## [PROBLEM TO WORK ON]
Please set down each of the lines below once more, exactly, omitting all pictures.

Records from a data source:
====================

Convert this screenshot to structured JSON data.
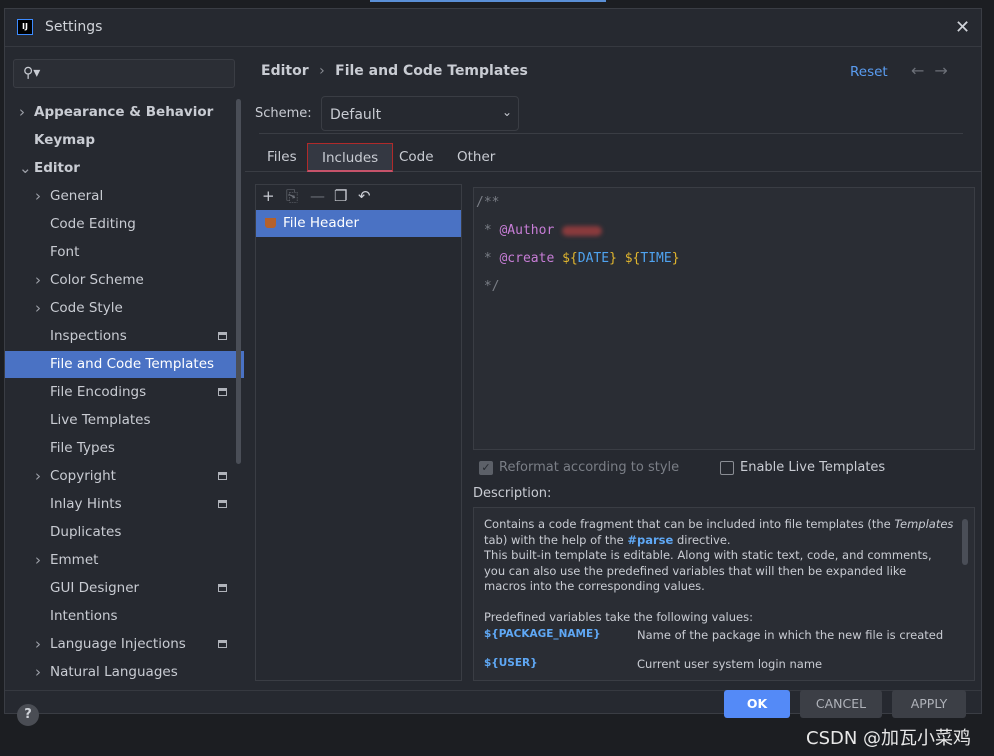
{
  "window": {
    "title": "Settings",
    "logo": "IJ",
    "close_icon": "close-icon"
  },
  "search": {
    "placeholder": "",
    "icon": "search-icon"
  },
  "sidebar": {
    "items": [
      {
        "label": "Appearance & Behavior",
        "bold": true,
        "chevron": "right",
        "level": 0
      },
      {
        "label": "Keymap",
        "bold": true,
        "level": 0
      },
      {
        "label": "Editor",
        "bold": true,
        "chevron": "down",
        "level": 0
      },
      {
        "label": "General",
        "chevron": "right",
        "level": 1
      },
      {
        "label": "Code Editing",
        "level": 1
      },
      {
        "label": "Font",
        "level": 1
      },
      {
        "label": "Color Scheme",
        "chevron": "right",
        "level": 1
      },
      {
        "label": "Code Style",
        "chevron": "right",
        "level": 1
      },
      {
        "label": "Inspections",
        "level": 1,
        "settings_icon": true
      },
      {
        "label": "File and Code Templates",
        "level": 1,
        "selected": true
      },
      {
        "label": "File Encodings",
        "level": 1,
        "settings_icon": true
      },
      {
        "label": "Live Templates",
        "level": 1
      },
      {
        "label": "File Types",
        "level": 1
      },
      {
        "label": "Copyright",
        "chevron": "right",
        "level": 1,
        "settings_icon": true
      },
      {
        "label": "Inlay Hints",
        "level": 1,
        "settings_icon": true
      },
      {
        "label": "Duplicates",
        "level": 1
      },
      {
        "label": "Emmet",
        "chevron": "right",
        "level": 1
      },
      {
        "label": "GUI Designer",
        "level": 1,
        "settings_icon": true
      },
      {
        "label": "Intentions",
        "level": 1
      },
      {
        "label": "Language Injections",
        "chevron": "right",
        "level": 1,
        "settings_icon": true
      },
      {
        "label": "Natural Languages",
        "chevron": "right",
        "level": 1
      }
    ]
  },
  "breadcrumb": {
    "parent": "Editor",
    "separator": "›",
    "current": "File and Code Templates"
  },
  "header": {
    "reset": "Reset",
    "back": "←",
    "forward": "→"
  },
  "scheme": {
    "label": "Scheme:",
    "value": "Default"
  },
  "tabs": [
    {
      "label": "Files"
    },
    {
      "label": "Includes",
      "active": true
    },
    {
      "label": "Code"
    },
    {
      "label": "Other"
    }
  ],
  "list": {
    "toolbar": [
      "add-icon",
      "copy-add-icon",
      "remove-icon",
      "duplicate-icon",
      "revert-icon"
    ],
    "items": [
      {
        "label": "File Header",
        "selected": true
      }
    ]
  },
  "editor": {
    "lines": [
      [
        {
          "t": "/**",
          "c": "cm"
        }
      ],
      [
        {
          "t": " * ",
          "c": "cm"
        },
        {
          "t": "@Author",
          "c": "at"
        },
        {
          "t": " ",
          "c": "cm"
        },
        {
          "t": "",
          "c": "blur"
        }
      ],
      [
        {
          "t": " * ",
          "c": "cm"
        },
        {
          "t": "@create",
          "c": "at"
        },
        {
          "t": " ",
          "c": "cm"
        },
        {
          "t": "${",
          "c": "dol"
        },
        {
          "t": "DATE",
          "c": "var"
        },
        {
          "t": "}",
          "c": "dol"
        },
        {
          "t": " ",
          "c": "cm"
        },
        {
          "t": "${",
          "c": "dol"
        },
        {
          "t": "TIME",
          "c": "var"
        },
        {
          "t": "}",
          "c": "dol"
        }
      ],
      [
        {
          "t": " */",
          "c": "cm"
        }
      ]
    ]
  },
  "options": {
    "reformat": {
      "label": "Reformat according to style",
      "checked": true,
      "disabled": true
    },
    "live_templates": {
      "label": "Enable Live Templates",
      "checked": false
    }
  },
  "description": {
    "label": "Description:",
    "p1a": "Contains a code fragment that can be included into file templates (the ",
    "p1b": "Templates",
    "p1c": " tab) with the help of the ",
    "p1d": "#parse",
    "p1e": " directive.",
    "p2": "This built-in template is editable. Along with static text, code, and comments, you can also use the predefined variables that will then be expanded like macros into the corresponding values.",
    "p3": "Predefined variables take the following values:",
    "vars": [
      {
        "name": "${PACKAGE_NAME}",
        "desc": "Name of the package in which the new file is created"
      },
      {
        "name": "${USER}",
        "desc": "Current user system login name"
      }
    ]
  },
  "footer": {
    "help": "?",
    "ok": "OK",
    "cancel": "CANCEL",
    "apply": "APPLY"
  },
  "watermark": "CSDN @加瓦小菜鸡",
  "colors": {
    "accent": "#4a72c4",
    "ok_button": "#548af7",
    "link": "#5a9cf0",
    "tab_highlight": "#b02a2a"
  }
}
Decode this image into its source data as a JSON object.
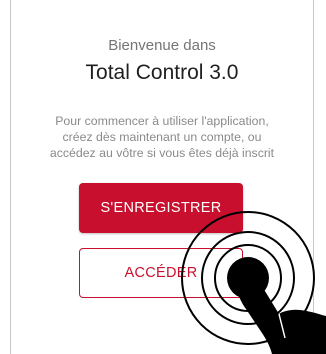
{
  "welcome": {
    "subtitle": "Bienvenue dans",
    "app_title": "Total Control 3.0",
    "description_lines": [
      "Pour commencer à utiliser l'application,",
      "créez dès maintenant un compte, ou",
      "accédez au vôtre si vous êtes déjà inscrit"
    ]
  },
  "buttons": {
    "register_label": "S'ENREGISTRER",
    "login_label": "ACCÉDER"
  },
  "colors": {
    "accent": "#c8102e",
    "text_dark": "#1f1f1f",
    "text_muted": "#8a8a8a",
    "gesture": "#000000"
  },
  "gesture": {
    "icon": "tap-gesture-icon",
    "target": "login-button"
  }
}
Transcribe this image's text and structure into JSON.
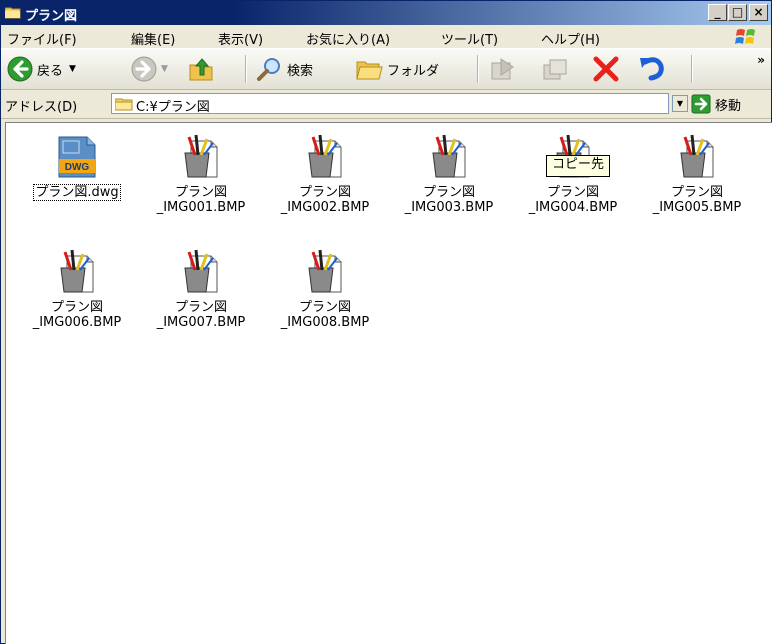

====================

## [SOLUTION TO THE EXERCISE]
Convert this screenshot to structured JSON data.
{
  "window": {
    "title": "Settings",
    "logo": "IJ",
    "close_icon": "close-icon"
  },
  "search": {
    "placeholder": "",
    "icon": "search-icon"
  },
  "sidebar": {
    "items": [
      {
        "label": "Appearance & Behavior",
        "bold": true,
        "chevron": "right",
        "level": 0
      },
      {
        "label": "Keymap",
        "bold": true,
        "level": 0
      },
      {
        "label": "Editor",
        "bold": true,
        "chevron": "down",
        "level": 0
      },
      {
        "label": "General",
        "chevron": "right",
        "level": 1
      },
      {
        "label": "Code Editing",
        "level": 1
      },
      {
        "label": "Font",
        "level": 1
      },
      {
        "label": "Color Scheme",
        "chevron": "right",
        "level": 1
      },
      {
        "label": "Code Style",
        "chevron": "right",
        "level": 1
      },
      {
        "label": "Inspections",
        "level": 1,
        "settings_icon": true
      },
      {
        "label": "File and Code Templates",
        "level": 1,
        "selected": true
      },
      {
        "label": "File Encodings",
        "level": 1,
        "settings_icon": true
      },
      {
        "label": "Live Templates",
        "level": 1
      },
      {
        "label": "File Types",
        "level": 1
      },
      {
        "label": "Copyright",
        "chevron": "right",
        "level": 1,
        "settings_icon": true
      },
      {
        "label": "Inlay Hints",
        "level": 1,
        "settings_icon": true
      },
      {
        "label": "Duplicates",
        "level": 1
      },
      {
        "label": "Emmet",
        "chevron": "right",
        "level": 1
      },
      {
        "label": "GUI Designer",
        "level": 1,
        "settings_icon": true
      },
      {
        "label": "Intentions",
        "level": 1
      },
      {
        "label": "Language Injections",
        "chevron": "right",
        "level": 1,
        "settings_icon": true
      },
      {
        "label": "Natural Languages",
        "chevron": "right",
        "level": 1
      }
    ]
  },
  "breadcrumb": {
    "parent": "Editor",
    "separator": "›",
    "current": "File and Code Templates"
  },
  "header": {
    "reset": "Reset",
    "back": "←",
    "forward": "→"
  },
  "scheme": {
    "label": "Scheme:",
    "value": "Default"
  },
  "tabs": [
    {
      "label": "Files"
    },
    {
      "label": "Includes",
      "active": true
    },
    {
      "label": "Code"
    },
    {
      "label": "Other"
    }
  ],
  "list": {
    "toolbar": [
      "add-icon",
      "copy-add-icon",
      "remove-icon",
      "duplicate-icon",
      "revert-icon"
    ],
    "items": [
      {
        "label": "File Header",
        "selected": true
      }
    ]
  },
  "editor": {
    "lines": [
      [
        {
          "t": "/**",
          "c": "cm"
        }
      ],
      [
        {
          "t": " * ",
          "c": "cm"
        },
        {
          "t": "@Author",
          "c": "at"
        },
        {
          "t": " ",
          "c": "cm"
        },
        {
          "t": "",
          "c": "blur"
        }
      ],
      [
        {
          "t": " * ",
          "c": "cm"
        },
        {
          "t": "@create",
          "c": "at"
        },
        {
          "t": " ",
          "c": "cm"
        },
        {
          "t": "${",
          "c": "dol"
        },
        {
          "t": "DATE",
          "c": "var"
        },
        {
          "t": "}",
          "c": "dol"
        },
        {
          "t": " ",
          "c": "cm"
        },
        {
          "t": "${",
          "c": "dol"
        },
        {
          "t": "TIME",
          "c": "var"
        },
        {
          "t": "}",
          "c": "dol"
        }
      ],
      [
        {
          "t": " */",
          "c": "cm"
        }
      ]
    ]
  },
  "options": {
    "reformat": {
      "label": "Reformat according to style",
      "checked": true,
      "disabled": true
    },
    "live_templates": {
      "label": "Enable Live Templates",
      "checked": false
    }
  },
  "description": {
    "label": "Description:",
    "p1a": "Contains a code fragment that can be included into file templates (the ",
    "p1b": "Templates",
    "p1c": " tab) with the help of the ",
    "p1d": "#parse",
    "p1e": " directive.",
    "p2": "This built-in template is editable. Along with static text, code, and comments, you can also use the predefined variables that will then be expanded like macros into the corresponding values.",
    "p3": "Predefined variables take the following values:",
    "vars": [
      {
        "name": "${PACKAGE_NAME}",
        "desc": "Name of the package in which the new file is created"
      },
      {
        "name": "${USER}",
        "desc": "Current user system login name"
      }
    ]
  },
  "footer": {
    "help": "?",
    "ok": "OK",
    "cancel": "CANCEL",
    "apply": "APPLY"
  },
  "watermark": "CSDN @加瓦小菜鸡",
  "colors": {
    "accent": "#4a72c4",
    "ok_button": "#548af7",
    "link": "#5a9cf0",
    "tab_highlight": "#b02a2a"
  }
}
Decode this image into its source data as a JSON object.
{
  "welcome": {
    "subtitle": "Bienvenue dans",
    "app_title": "Total Control 3.0",
    "description_lines": [
      "Pour commencer à utiliser l'application,",
      "créez dès maintenant un compte, ou",
      "accédez au vôtre si vous êtes déjà inscrit"
    ]
  },
  "buttons": {
    "register_label": "S'ENREGISTRER",
    "login_label": "ACCÉDER"
  },
  "colors": {
    "accent": "#c8102e",
    "text_dark": "#1f1f1f",
    "text_muted": "#8a8a8a",
    "gesture": "#000000"
  },
  "gesture": {
    "icon": "tap-gesture-icon",
    "target": "login-button"
  }
}
Transcribe this image's text and structure into JSON.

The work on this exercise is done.